History of Eighty-Four Grove Street

84 Grove Street

Historic or Common Name: Myrick House

Construction: ca. 1860s

Description: 2 ½-story cross-wing house, additional massing, replacement siding & windows; 2-bay gable-front garage C[ontributing]

Notes: 1876 Myrick florist Grove; 1892 F.F. Myrick, Fannie Myrick; 1951 R.C. Parrott

SOURCE: Driemeyer, Laura; Laprey, Kari; Monroe, Lynn; and Hill, Teresa. New Hampshire Division of Historical Resources, Area Form, Peterborough Downtown Historic District, June 2010, page 127

84 Grove Street

CROSS-WING OR BENT HOUSE

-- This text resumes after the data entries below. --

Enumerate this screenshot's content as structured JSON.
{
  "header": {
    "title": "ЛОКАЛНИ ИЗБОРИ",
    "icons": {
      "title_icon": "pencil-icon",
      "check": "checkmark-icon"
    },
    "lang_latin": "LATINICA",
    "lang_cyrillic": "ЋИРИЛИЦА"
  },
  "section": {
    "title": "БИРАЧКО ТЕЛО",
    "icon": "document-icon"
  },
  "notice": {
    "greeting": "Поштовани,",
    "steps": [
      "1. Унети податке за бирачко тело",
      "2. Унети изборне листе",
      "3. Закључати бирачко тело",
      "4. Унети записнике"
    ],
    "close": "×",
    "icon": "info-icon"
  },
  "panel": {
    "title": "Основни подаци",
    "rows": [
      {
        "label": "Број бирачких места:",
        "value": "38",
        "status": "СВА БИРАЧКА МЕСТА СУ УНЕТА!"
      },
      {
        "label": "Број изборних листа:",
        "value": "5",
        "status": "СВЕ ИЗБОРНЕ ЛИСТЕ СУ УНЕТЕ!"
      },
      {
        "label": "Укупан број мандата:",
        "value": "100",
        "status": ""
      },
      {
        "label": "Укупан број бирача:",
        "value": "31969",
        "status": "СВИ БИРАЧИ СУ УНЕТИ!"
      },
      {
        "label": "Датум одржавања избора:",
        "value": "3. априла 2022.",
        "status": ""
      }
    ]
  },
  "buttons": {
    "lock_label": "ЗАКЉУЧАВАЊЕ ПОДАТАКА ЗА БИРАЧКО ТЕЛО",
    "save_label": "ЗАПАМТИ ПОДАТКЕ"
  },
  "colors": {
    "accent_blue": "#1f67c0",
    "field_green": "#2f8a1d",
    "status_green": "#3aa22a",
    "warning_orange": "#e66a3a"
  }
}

In this period, as part of the continued use of picturesque elements, including additional massing such as polygonal bay windows, builders adopted another form that consisted of gable-front and side-gable masses set at right angles to each to create a picturesque structure yet maintain some balance and symmetry. This type, known as the cross-wing or bent house typically featured an interior arrangement of the parlor in the wing rather than the main block (Upton).* This form bears a close relationship to published house types of the mid-nineteenth century and later, executed in the Gothic, Italianate, and other Picturesque styles. The entry is most commonly on the cross-wing rather than the gable-front block. The historic district includes a small number of examples of what appear to be variants of this type in both one-and-a-half-story and two-and-a-half-story versions.

Smaller two-story examples with shorter side wings include the Myrick House (84 Grove Street, Photo 224), traditionally dated to the 1860s ... 

* Dell Upton, “Pattern Books and Professionalism: Aspects of the Transformation of Domestic Architecture in America, 1800-1860.” Winterthur Portfolio 19 (Summer/Autumn 1984): 144.

SOURCE: Driemeyer, Laura; Laprey, Kari; Monroe, Lynn; and Hill, Teresa. New Hampshire Division of Historical Resources, Area Form, Peterborough Downtown Historic District, June 2010, page 55.